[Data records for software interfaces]
┄┄┄┄┄┄

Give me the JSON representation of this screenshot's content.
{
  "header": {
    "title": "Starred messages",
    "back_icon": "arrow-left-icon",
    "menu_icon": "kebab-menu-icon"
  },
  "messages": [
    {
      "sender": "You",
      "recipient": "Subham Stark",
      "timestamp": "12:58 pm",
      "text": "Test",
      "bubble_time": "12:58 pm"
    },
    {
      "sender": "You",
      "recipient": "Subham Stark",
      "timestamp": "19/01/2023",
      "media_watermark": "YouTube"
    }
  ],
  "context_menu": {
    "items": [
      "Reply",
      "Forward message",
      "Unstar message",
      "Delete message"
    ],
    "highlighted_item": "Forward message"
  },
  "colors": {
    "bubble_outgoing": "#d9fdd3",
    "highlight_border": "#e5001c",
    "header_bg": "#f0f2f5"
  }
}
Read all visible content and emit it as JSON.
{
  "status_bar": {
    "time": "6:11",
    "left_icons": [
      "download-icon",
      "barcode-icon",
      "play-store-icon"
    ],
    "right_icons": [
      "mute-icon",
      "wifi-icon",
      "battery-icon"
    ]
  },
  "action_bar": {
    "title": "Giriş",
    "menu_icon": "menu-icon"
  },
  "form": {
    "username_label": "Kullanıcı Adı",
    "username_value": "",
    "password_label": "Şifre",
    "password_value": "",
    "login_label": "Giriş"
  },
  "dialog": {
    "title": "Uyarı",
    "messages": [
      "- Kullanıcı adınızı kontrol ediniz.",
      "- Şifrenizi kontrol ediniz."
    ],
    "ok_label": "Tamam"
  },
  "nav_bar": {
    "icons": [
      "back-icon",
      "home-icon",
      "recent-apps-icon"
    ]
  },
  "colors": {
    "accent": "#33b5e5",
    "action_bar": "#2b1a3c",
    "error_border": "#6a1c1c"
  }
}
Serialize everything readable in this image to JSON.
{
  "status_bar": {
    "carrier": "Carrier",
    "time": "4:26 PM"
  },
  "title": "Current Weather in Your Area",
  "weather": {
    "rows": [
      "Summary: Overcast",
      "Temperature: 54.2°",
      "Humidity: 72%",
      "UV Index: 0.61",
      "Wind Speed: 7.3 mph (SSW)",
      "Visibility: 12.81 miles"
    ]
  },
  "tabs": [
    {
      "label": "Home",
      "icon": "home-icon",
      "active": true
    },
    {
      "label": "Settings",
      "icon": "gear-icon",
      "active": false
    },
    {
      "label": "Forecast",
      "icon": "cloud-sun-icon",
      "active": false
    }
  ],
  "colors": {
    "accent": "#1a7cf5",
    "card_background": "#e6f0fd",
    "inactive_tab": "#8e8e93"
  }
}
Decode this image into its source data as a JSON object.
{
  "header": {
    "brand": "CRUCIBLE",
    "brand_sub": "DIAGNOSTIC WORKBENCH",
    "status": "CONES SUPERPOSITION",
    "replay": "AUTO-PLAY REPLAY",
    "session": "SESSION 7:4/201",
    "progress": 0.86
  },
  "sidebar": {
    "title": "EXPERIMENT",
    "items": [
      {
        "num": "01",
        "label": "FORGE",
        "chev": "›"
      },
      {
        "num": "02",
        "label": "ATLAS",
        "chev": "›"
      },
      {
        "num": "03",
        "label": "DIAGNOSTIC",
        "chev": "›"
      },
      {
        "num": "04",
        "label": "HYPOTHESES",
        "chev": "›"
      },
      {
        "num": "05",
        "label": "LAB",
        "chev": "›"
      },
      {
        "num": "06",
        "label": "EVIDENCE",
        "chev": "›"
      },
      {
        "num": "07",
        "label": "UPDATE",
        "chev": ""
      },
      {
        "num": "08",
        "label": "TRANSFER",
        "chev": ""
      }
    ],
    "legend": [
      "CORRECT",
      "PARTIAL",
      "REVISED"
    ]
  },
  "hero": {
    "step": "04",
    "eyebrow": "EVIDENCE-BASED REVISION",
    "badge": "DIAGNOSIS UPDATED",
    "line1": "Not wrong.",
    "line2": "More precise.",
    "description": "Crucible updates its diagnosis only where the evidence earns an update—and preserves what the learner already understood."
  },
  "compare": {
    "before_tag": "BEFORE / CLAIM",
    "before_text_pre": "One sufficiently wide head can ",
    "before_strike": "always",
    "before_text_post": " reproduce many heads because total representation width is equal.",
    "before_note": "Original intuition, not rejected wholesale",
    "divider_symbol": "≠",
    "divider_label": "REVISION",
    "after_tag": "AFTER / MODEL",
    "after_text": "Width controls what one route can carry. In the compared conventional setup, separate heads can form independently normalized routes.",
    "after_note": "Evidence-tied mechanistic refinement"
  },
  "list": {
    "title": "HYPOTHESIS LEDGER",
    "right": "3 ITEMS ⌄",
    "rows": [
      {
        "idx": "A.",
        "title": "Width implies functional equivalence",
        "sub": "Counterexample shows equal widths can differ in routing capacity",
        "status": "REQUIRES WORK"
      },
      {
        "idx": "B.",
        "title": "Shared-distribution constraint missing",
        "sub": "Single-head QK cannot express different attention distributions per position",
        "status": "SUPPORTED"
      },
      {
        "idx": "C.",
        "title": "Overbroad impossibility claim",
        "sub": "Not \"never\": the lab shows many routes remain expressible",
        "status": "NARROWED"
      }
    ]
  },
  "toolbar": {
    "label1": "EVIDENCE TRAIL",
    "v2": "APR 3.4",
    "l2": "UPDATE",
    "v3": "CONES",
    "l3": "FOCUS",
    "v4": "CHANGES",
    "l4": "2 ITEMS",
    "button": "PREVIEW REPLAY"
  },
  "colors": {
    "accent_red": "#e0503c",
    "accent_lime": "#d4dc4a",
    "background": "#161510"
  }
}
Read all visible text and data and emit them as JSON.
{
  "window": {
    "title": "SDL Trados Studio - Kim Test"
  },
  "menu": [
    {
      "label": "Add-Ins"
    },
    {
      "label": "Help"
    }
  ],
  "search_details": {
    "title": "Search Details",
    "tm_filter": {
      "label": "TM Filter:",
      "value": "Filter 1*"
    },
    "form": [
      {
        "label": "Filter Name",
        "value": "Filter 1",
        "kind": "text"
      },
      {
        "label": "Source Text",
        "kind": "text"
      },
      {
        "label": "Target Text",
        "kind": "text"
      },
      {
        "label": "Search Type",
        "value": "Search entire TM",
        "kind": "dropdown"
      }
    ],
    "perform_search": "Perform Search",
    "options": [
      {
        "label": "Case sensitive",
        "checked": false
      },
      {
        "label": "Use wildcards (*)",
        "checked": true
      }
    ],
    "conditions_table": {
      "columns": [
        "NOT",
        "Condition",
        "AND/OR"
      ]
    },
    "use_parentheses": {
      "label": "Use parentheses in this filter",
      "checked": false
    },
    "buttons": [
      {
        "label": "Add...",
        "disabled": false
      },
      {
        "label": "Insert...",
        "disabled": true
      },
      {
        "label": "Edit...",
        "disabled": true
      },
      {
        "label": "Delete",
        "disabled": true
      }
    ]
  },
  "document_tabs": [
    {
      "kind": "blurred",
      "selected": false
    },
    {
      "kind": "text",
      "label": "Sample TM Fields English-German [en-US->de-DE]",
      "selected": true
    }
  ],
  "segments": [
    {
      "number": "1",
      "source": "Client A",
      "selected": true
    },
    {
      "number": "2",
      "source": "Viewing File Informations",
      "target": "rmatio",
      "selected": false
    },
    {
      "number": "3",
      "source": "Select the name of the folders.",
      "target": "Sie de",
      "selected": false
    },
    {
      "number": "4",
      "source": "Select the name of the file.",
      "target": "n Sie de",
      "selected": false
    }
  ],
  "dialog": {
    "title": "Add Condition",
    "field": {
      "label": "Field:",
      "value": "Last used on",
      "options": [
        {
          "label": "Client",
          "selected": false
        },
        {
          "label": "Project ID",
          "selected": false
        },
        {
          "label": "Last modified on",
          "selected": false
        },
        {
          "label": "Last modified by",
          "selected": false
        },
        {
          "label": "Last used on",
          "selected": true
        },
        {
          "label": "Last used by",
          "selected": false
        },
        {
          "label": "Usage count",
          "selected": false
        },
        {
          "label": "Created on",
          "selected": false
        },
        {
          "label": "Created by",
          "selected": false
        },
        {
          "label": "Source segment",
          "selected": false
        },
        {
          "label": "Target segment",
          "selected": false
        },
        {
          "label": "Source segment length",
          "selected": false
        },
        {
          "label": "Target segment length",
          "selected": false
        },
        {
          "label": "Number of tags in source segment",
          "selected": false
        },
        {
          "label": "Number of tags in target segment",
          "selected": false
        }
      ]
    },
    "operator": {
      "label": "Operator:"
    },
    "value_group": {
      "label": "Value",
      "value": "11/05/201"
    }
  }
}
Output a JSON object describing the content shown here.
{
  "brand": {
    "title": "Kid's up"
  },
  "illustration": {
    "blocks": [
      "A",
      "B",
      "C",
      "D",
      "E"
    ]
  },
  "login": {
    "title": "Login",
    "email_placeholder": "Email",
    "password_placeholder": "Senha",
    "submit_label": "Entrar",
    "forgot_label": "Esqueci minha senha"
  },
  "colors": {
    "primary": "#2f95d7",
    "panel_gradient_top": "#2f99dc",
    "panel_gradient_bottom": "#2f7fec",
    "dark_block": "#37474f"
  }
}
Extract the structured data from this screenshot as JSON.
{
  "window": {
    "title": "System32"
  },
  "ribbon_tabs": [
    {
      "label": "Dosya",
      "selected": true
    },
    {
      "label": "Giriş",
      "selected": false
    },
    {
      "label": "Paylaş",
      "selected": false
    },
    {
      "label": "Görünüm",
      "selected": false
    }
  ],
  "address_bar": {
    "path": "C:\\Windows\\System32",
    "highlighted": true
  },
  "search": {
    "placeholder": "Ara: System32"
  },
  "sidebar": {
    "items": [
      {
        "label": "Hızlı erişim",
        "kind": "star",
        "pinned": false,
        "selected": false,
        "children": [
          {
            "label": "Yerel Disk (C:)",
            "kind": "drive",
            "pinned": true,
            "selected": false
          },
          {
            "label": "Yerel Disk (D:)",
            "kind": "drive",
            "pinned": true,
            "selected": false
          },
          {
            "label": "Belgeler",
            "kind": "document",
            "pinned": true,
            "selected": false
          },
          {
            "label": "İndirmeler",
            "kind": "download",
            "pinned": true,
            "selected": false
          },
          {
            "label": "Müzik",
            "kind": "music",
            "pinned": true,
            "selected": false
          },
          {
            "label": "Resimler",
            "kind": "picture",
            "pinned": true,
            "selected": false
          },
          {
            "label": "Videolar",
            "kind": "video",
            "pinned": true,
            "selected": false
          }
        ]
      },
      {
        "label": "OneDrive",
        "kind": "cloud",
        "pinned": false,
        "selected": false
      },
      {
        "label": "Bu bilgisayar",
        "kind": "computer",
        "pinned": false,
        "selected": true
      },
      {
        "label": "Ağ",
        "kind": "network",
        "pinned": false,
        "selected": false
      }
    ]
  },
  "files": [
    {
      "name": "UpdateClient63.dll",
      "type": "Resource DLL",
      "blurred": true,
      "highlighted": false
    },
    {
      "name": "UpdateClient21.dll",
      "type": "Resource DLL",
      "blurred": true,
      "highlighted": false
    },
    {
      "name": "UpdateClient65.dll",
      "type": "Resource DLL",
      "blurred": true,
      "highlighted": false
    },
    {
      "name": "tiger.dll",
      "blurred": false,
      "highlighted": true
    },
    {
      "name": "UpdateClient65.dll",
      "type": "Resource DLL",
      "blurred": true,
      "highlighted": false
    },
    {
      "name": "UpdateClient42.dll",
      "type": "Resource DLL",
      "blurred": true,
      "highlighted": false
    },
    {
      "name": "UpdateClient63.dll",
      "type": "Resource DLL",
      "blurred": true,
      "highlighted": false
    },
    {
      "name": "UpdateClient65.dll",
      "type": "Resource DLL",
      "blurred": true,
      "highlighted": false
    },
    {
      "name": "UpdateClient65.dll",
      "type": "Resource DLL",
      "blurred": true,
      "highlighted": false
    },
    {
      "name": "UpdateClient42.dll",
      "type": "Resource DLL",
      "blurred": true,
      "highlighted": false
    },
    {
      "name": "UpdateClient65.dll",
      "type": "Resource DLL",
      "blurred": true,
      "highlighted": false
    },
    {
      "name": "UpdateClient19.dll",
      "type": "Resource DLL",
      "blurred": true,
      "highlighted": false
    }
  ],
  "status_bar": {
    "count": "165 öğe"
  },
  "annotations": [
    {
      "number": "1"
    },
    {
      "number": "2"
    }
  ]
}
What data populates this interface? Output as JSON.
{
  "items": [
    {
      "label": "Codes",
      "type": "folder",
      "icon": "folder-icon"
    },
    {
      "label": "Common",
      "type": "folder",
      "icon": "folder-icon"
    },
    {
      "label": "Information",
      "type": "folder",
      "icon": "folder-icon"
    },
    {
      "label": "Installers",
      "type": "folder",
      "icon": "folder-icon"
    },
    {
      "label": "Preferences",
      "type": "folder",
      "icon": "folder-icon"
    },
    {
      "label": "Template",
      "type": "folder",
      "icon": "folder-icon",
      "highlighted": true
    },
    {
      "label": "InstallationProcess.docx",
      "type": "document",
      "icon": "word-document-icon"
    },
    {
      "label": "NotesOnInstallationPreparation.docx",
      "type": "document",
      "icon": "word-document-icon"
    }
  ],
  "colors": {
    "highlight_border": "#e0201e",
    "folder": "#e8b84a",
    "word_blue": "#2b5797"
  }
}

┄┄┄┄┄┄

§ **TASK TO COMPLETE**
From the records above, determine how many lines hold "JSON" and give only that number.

§ **RESPONSE AREA**
8